New secret sauce all about whether you should be using synchronized or multicam clips in your workflows (I’ll spoil it – use multicam)… especially when it comes to trying to sync multiple audio sources to the same video clip. This can happen occasionally… especially in music video or if your sound guy screws up and exports microphones as individual files instead of a single multichannel WAV file (as you’ll see in the tutorial example).
You’re going to have all kinds of problems doing that unless you make a multicam clip instead, and spread your audio out across multiple angle. Also, if you’re curious about how to do that quickly, here’s a blast from the past tutorial from a couple years ago I did on Batch Renaming and Advanced Multicam sync that should give you a really good sense of the best ways to prep your multicam clips:

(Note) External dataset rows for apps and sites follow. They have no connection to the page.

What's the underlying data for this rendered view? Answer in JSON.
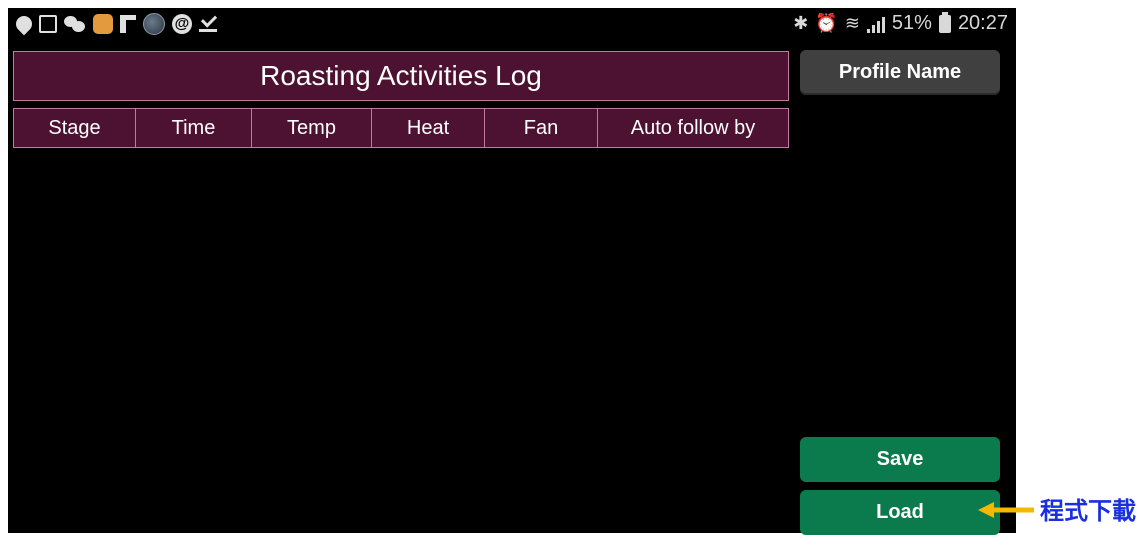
{
  "status_bar": {
    "battery": "51%",
    "time": "20:27",
    "left_icons": [
      "drop-icon",
      "image-icon",
      "wechat-icon",
      "app-icon",
      "f-icon",
      "ball-icon",
      "at-icon",
      "download-check-icon"
    ],
    "right_icons": [
      "bluetooth-icon",
      "alarm-icon",
      "wifi-icon",
      "signal-icon"
    ]
  },
  "title": "Roasting Activities Log",
  "table": {
    "columns": [
      "Stage",
      "Time",
      "Temp",
      "Heat",
      "Fan",
      "Auto follow by"
    ],
    "rows": []
  },
  "buttons": {
    "profile_name": "Profile Name",
    "save": "Save",
    "load": "Load"
  },
  "annotation": "程式下載",
  "colors": {
    "header_bg": "#4d1232",
    "green": "#0b7a4d",
    "profile_btn": "#404040",
    "annotation": "#1a2fe0",
    "arrow": "#f5b800"
  }
}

The truth is that multicam clips are a far more powerful and flexible way of putting your clips together… and because the FCPX XML has improved so much, and multicam clips now transfer easily to places like Resolve, in my opinion there isn’t much of a reason for synchronized clips anymore outside of Timecode based workflows like Sync N Link.

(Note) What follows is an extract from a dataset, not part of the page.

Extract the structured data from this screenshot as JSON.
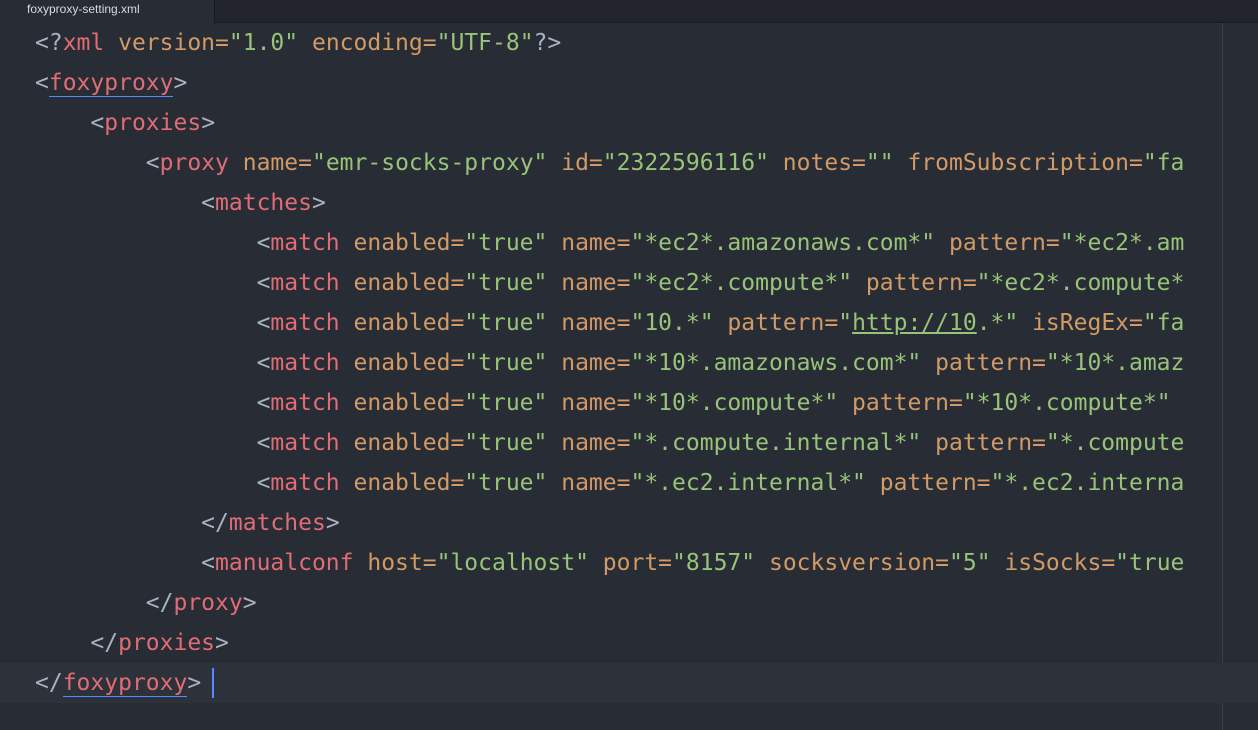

Anyway, if you’re into this kind of thing… just wait til you see what we have planned in the FCPWORKS Suite at NAB this year:

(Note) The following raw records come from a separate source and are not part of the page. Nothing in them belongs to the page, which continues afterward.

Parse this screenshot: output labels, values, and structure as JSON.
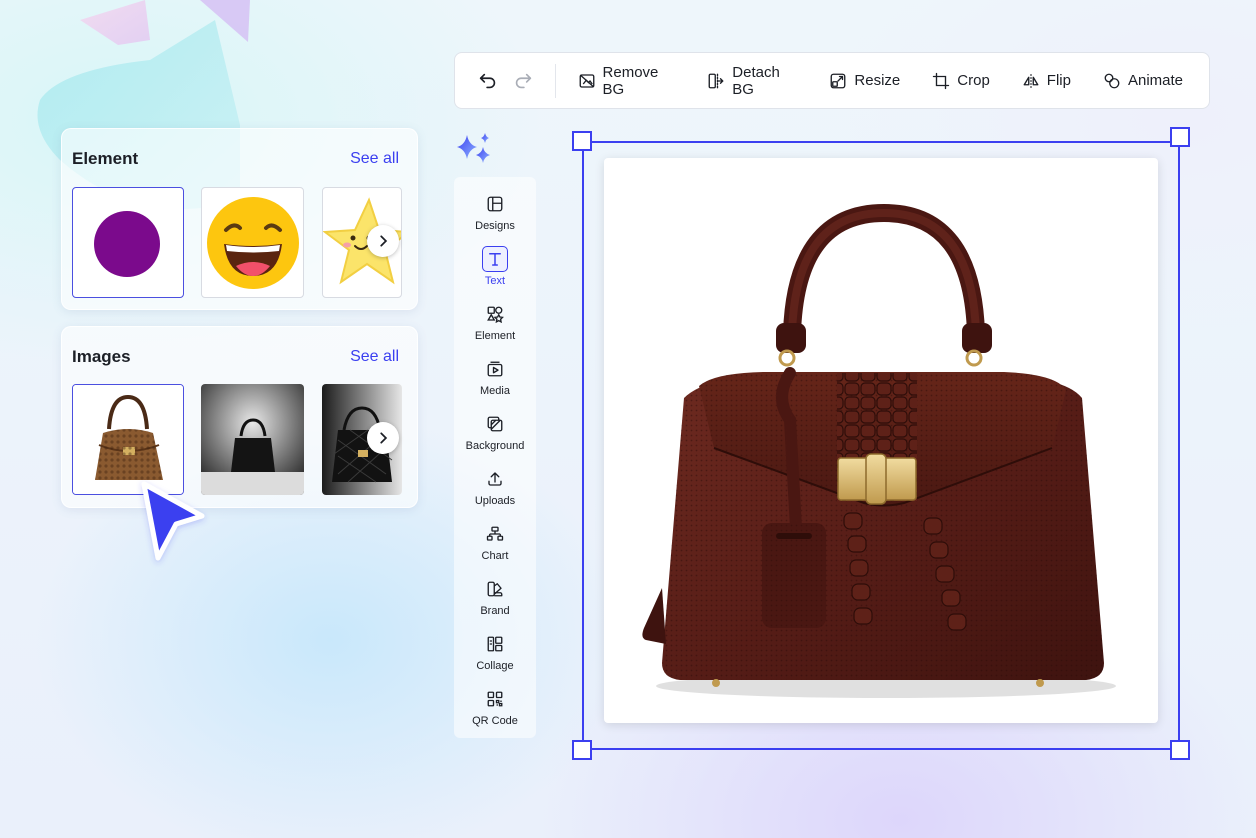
{
  "toolbar": {
    "undo_icon": "undo-icon",
    "redo_icon": "redo-icon",
    "buttons": [
      {
        "label": "Remove BG",
        "icon": "remove-bg-icon"
      },
      {
        "label": "Detach BG",
        "icon": "detach-bg-icon"
      },
      {
        "label": "Resize",
        "icon": "resize-icon"
      },
      {
        "label": "Crop",
        "icon": "crop-icon"
      },
      {
        "label": "Flip",
        "icon": "flip-icon"
      },
      {
        "label": "Animate",
        "icon": "animate-icon"
      }
    ]
  },
  "element_panel": {
    "title": "Element",
    "see_all": "See all",
    "items": [
      "purple-circle",
      "laughing-emoji",
      "smiling-star"
    ]
  },
  "images_panel": {
    "title": "Images",
    "see_all": "See all",
    "items": [
      "brown-snakeskin-handbag",
      "black-handbag-spotlight",
      "black-quilted-handbag"
    ]
  },
  "sidebar": {
    "items": [
      {
        "label": "Designs",
        "icon": "designs-icon"
      },
      {
        "label": "Text",
        "icon": "text-icon",
        "active": true
      },
      {
        "label": "Element",
        "icon": "element-icon"
      },
      {
        "label": "Media",
        "icon": "media-icon"
      },
      {
        "label": "Background",
        "icon": "background-icon"
      },
      {
        "label": "Uploads",
        "icon": "upload-icon"
      },
      {
        "label": "Chart",
        "icon": "chart-icon"
      },
      {
        "label": "Brand",
        "icon": "brand-icon"
      },
      {
        "label": "Collage",
        "icon": "collage-icon"
      },
      {
        "label": "QR Code",
        "icon": "qr-code-icon"
      }
    ]
  },
  "colors": {
    "accent": "#3b3ff0",
    "handbag": "#5a1f18"
  }
}
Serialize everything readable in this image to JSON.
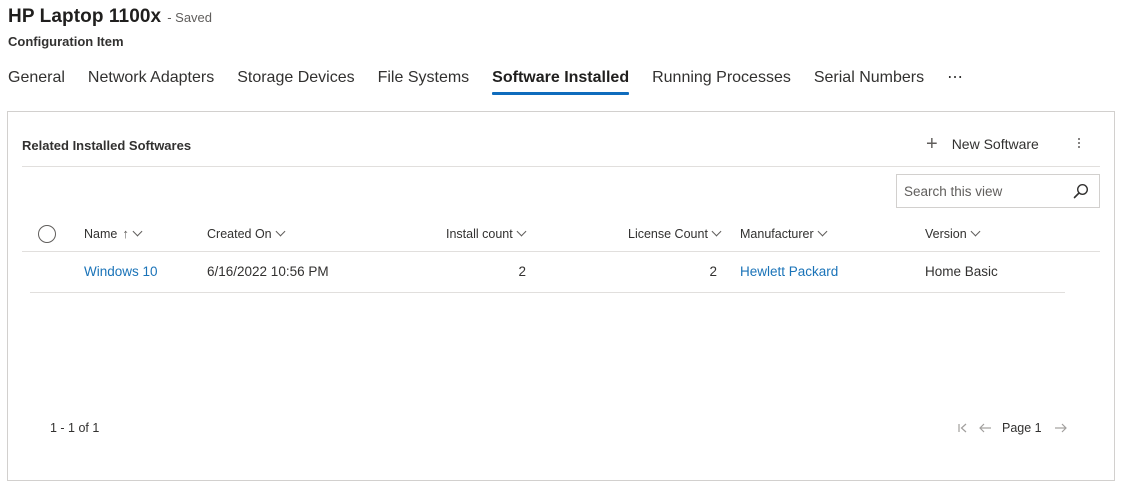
{
  "header": {
    "title": "HP Laptop 1100x",
    "saved": "- Saved",
    "subtitle": "Configuration Item"
  },
  "tabs": [
    {
      "label": "General",
      "active": false
    },
    {
      "label": "Network Adapters",
      "active": false
    },
    {
      "label": "Storage Devices",
      "active": false
    },
    {
      "label": "File Systems",
      "active": false
    },
    {
      "label": "Software Installed",
      "active": true
    },
    {
      "label": "Running Processes",
      "active": false
    },
    {
      "label": "Serial Numbers",
      "active": false
    },
    {
      "label": "⋯",
      "active": false
    }
  ],
  "section": {
    "title": "Related Installed Softwares",
    "new_button": "New Software",
    "more_icon": "kebab-vertical-icon"
  },
  "search": {
    "placeholder": "Search this view",
    "icon": "search-icon"
  },
  "grid": {
    "columns": [
      {
        "label": "Name",
        "sort": "ascending"
      },
      {
        "label": "Created On"
      },
      {
        "label": "Install count"
      },
      {
        "label": "License Count"
      },
      {
        "label": "Manufacturer"
      },
      {
        "label": "Version"
      }
    ],
    "rows": [
      {
        "name": "Windows 10",
        "created_on": "6/16/2022 10:56 PM",
        "install_count": "2",
        "license_count": "2",
        "manufacturer": "Hewlett Packard",
        "version": "Home Basic"
      }
    ]
  },
  "footer": {
    "count": "1 - 1 of 1",
    "page_label": "Page 1"
  },
  "colors": {
    "accent": "#0f6cbd",
    "link": "#1a73b8",
    "border": "#d2d0ce"
  }
}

ABOUT THE AUTHOR
This blog post contains the personal musings of FCPWORKS’ Workflow Architect, Sam Mestman. Sam’s also a regular writer for fcp.co and MovieMaker Magazine, teaches post workflow at RED’s REDucation classes, and is the founder and CEO of We Make Movies, a film collective in Los Angeles and Toronto which is dedicated to making the movie industry not suck. If you’ve got any FCP X questions or need some help putting together a system, drop him an email at firstname.lastname@example.org and you can follow him on Facebook or Twitter at @FCPWORKS.